The final push into Burgos was long – about 7km through the urban fringes. Sally’s blister shifted and became painful as the skin detached. I also began to experience painful discomfort at the base of my Achilles’ tendon into my heal – a recurring issue toward the end of our days this week. We both put our sandals on and made our way slowly into the city. We were walking in a seemingly endless park that ran along the river. From a distance we could see the spires of the Burgos Cathedral, near which we would be staying. Today was our longest day to date, 16 miles. We both felt it and were grateful that we decided to take a rest day in Burgos.
We made it to our Hostal, a place called riMboMbin – yes, that is the name. It is actually a very nice place, totally updated, and perfectly located for us. There is an attached restaurant and we visited it twice in the evening: once early for beer and tapas and once again later for beer and more tapas. The city center was hopping last night as we wrapped up our dinner at 9:30pm. People filled the bars and restaurants and we could hear the buzz continuing as we passed-out at 10pm.
Brazilian Paulo Coelho’s ‘The Alchemist’, a classic.
They actually claimed to have named their place before they read the book. Curious.

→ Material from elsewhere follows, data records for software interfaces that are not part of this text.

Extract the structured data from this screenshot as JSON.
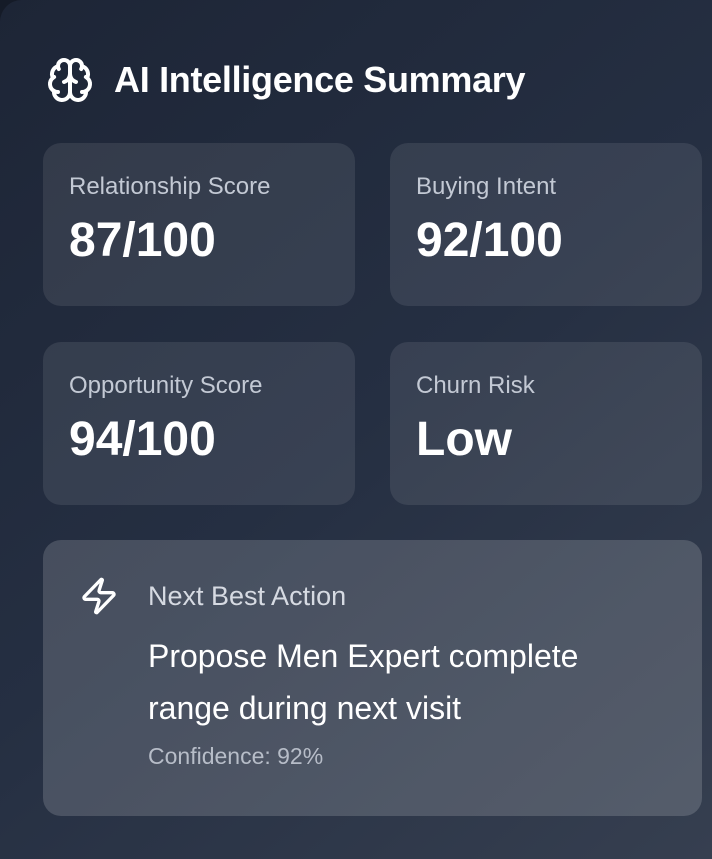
{
  "header": {
    "icon": "brain-icon",
    "title": "AI Intelligence Summary"
  },
  "metrics": [
    {
      "label": "Relationship Score",
      "value": "87/100"
    },
    {
      "label": "Buying Intent",
      "value": "92/100"
    },
    {
      "label": "Opportunity Score",
      "value": "94/100"
    },
    {
      "label": "Churn Risk",
      "value": "Low"
    }
  ],
  "next_action": {
    "icon": "lightning-bolt-icon",
    "label": "Next Best Action",
    "text": "Propose Men Expert complete range during next visit",
    "confidence": "Confidence: 92%"
  },
  "colors": {
    "background": "#1d2536",
    "card": "#2e3646",
    "text": "#ffffff",
    "muted": "#c3c9d4"
  }
}
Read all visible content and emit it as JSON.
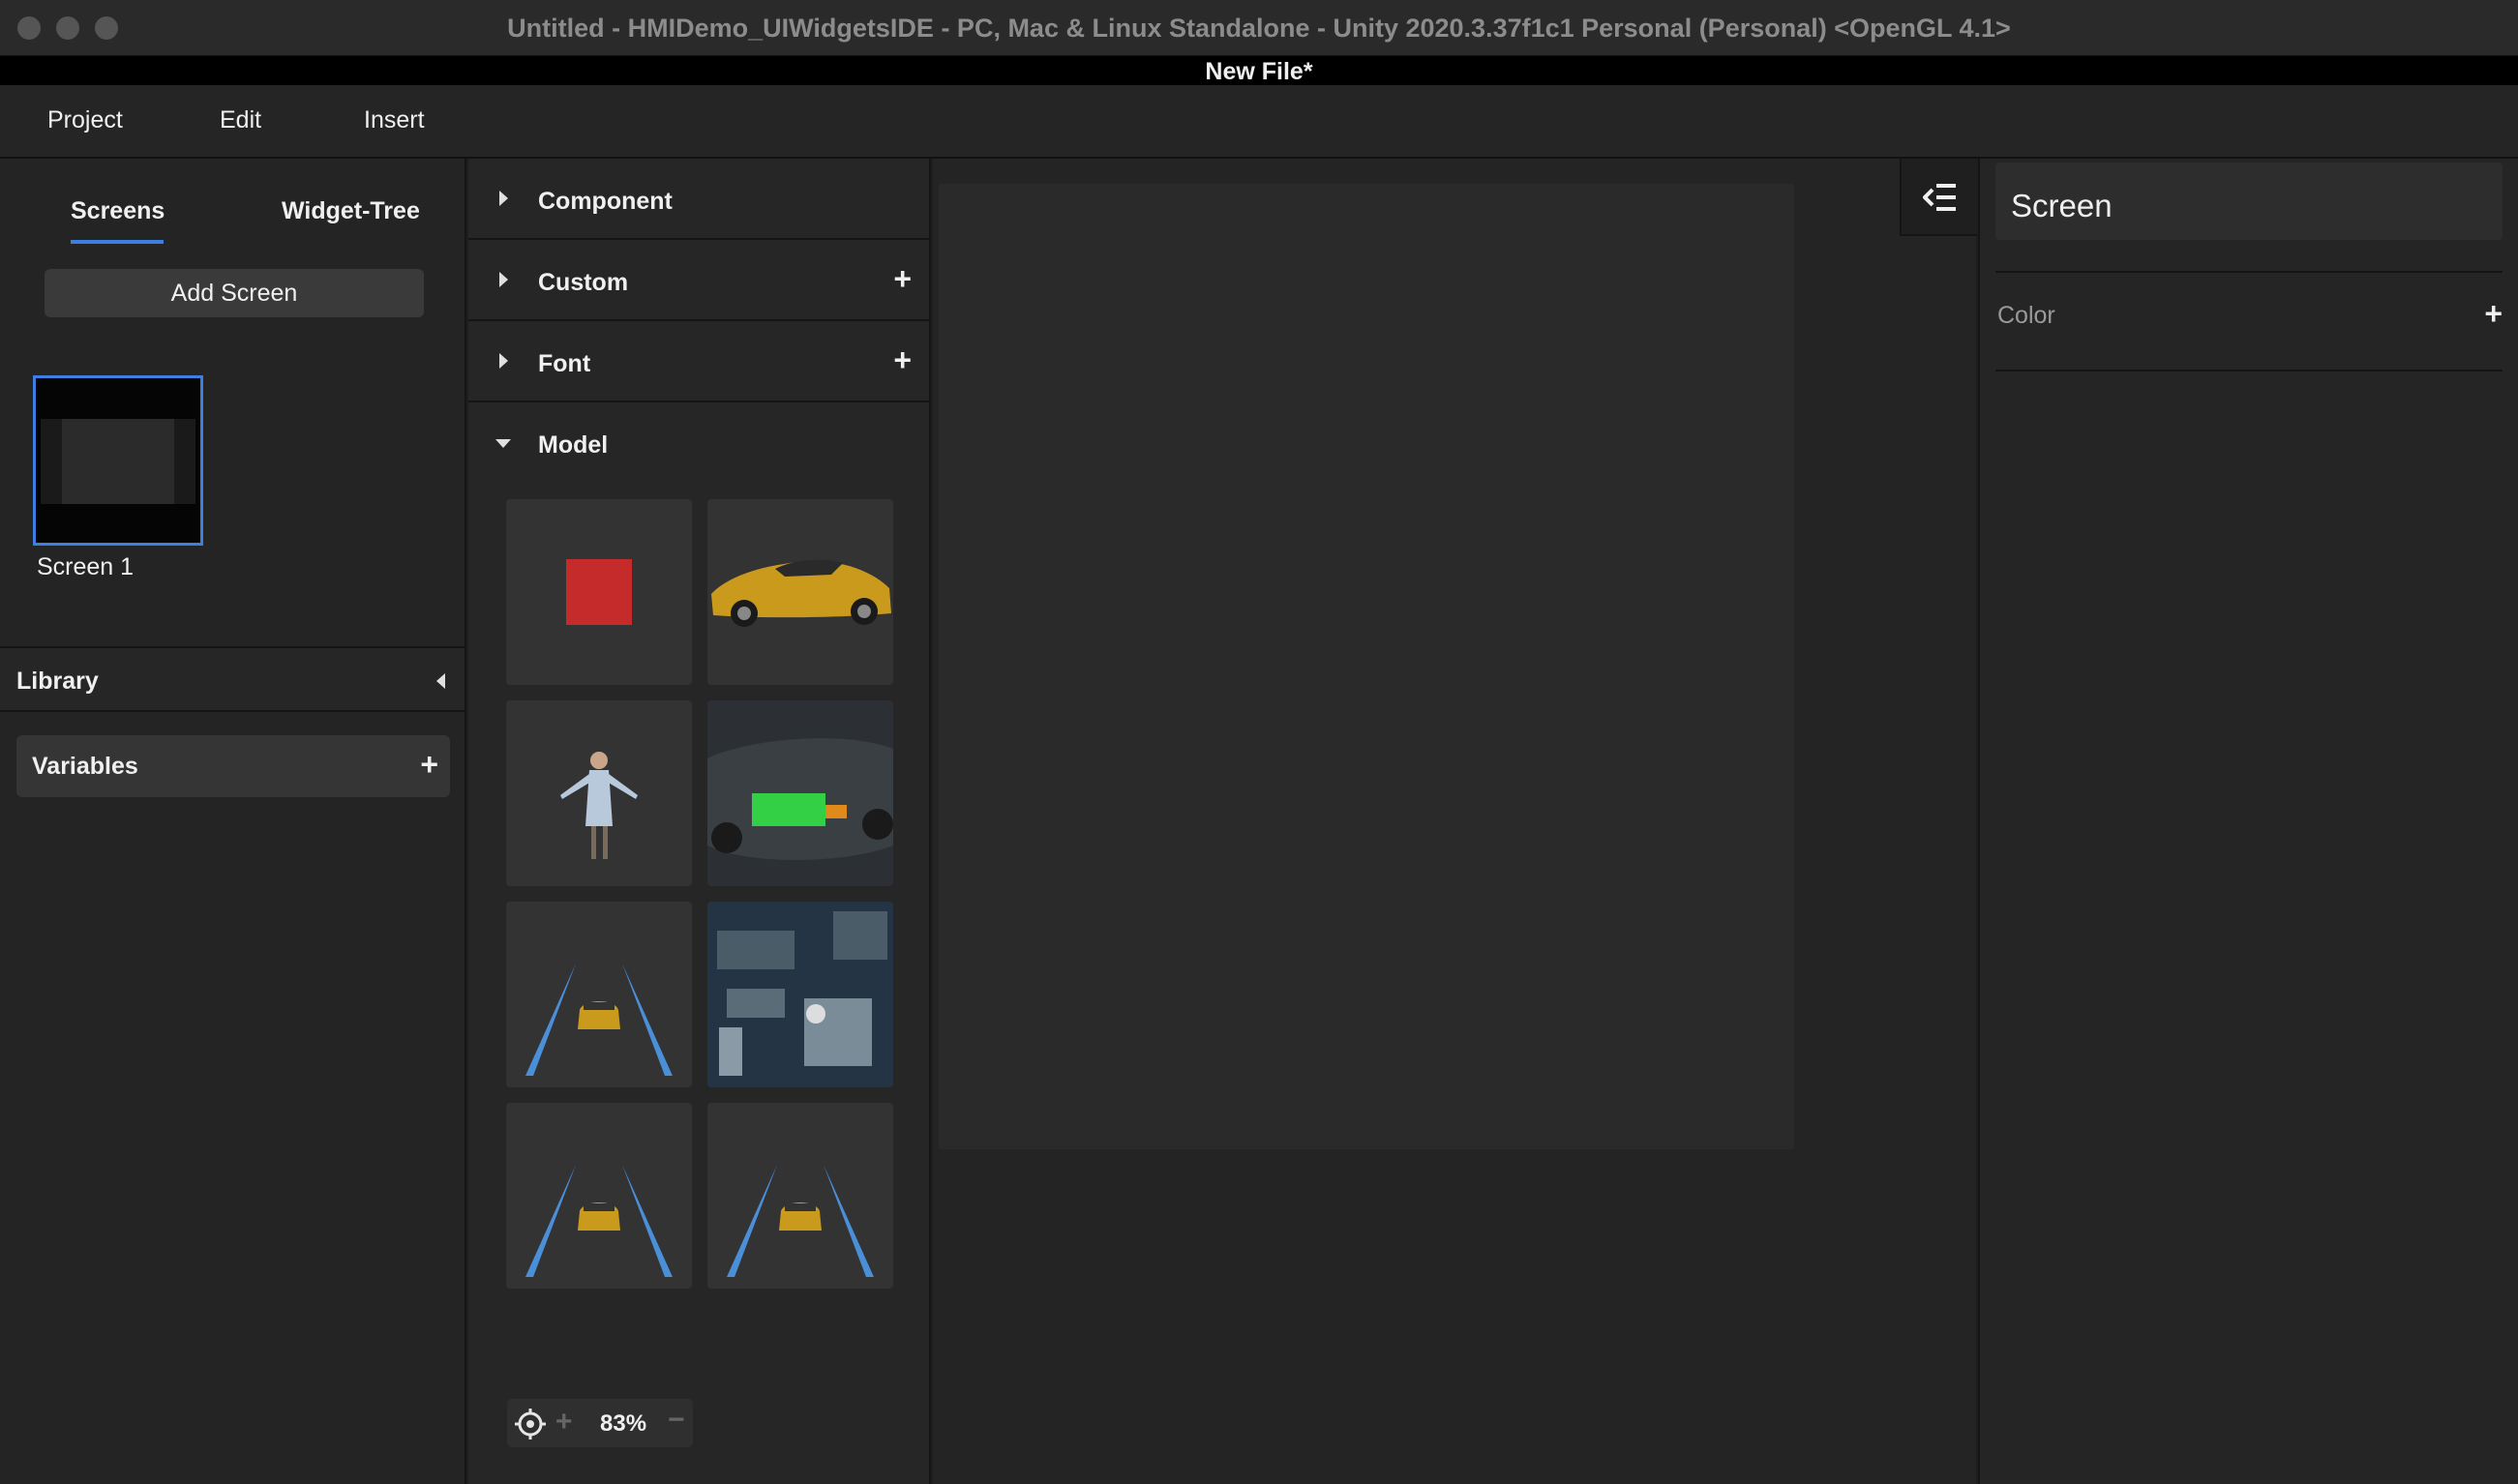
{
  "window": {
    "title": "Untitled - HMIDemo_UIWidgetsIDE - PC, Mac & Linux Standalone - Unity 2020.3.37f1c1 Personal (Personal) <OpenGL 4.1>",
    "document_title": "New File*"
  },
  "menu": {
    "project": "Project",
    "edit": "Edit",
    "insert": "Insert"
  },
  "left_panel": {
    "tabs": [
      {
        "label": "Screens",
        "active": true
      },
      {
        "label": "Widget-Tree",
        "active": false
      }
    ],
    "add_screen_label": "Add Screen",
    "screens": [
      {
        "label": "Screen 1",
        "selected": true
      }
    ],
    "library_label": "Library",
    "variables_label": "Variables"
  },
  "asset_panel": {
    "sections": [
      {
        "label": "Component",
        "expanded": false,
        "has_add": false
      },
      {
        "label": "Custom",
        "expanded": false,
        "has_add": true
      },
      {
        "label": "Font",
        "expanded": false,
        "has_add": true
      },
      {
        "label": "Model",
        "expanded": true,
        "has_add": false
      }
    ],
    "models": [
      {
        "icon": "red-cube-model"
      },
      {
        "icon": "sports-car-model"
      },
      {
        "icon": "character-model"
      },
      {
        "icon": "ev-chassis-battery-model"
      },
      {
        "icon": "car-lane-lines-model"
      },
      {
        "icon": "city-map-model"
      },
      {
        "icon": "car-lane-lines-model"
      },
      {
        "icon": "car-lane-lines-model"
      }
    ],
    "zoom": "83%"
  },
  "inspector": {
    "title": "Screen",
    "color_label": "Color"
  },
  "colors": {
    "accent": "#3d7fe0",
    "background": "#1e1e1e",
    "panel": "#262626"
  }
}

I like your suspected Camino lesson #1. Sally’s blister is shifting like mine did. My 2-cents,…kill the compede and air dry, dry, dry every night with very minimal glide grease in other areas. Poor Sally! I will pray for her blister! Grrr!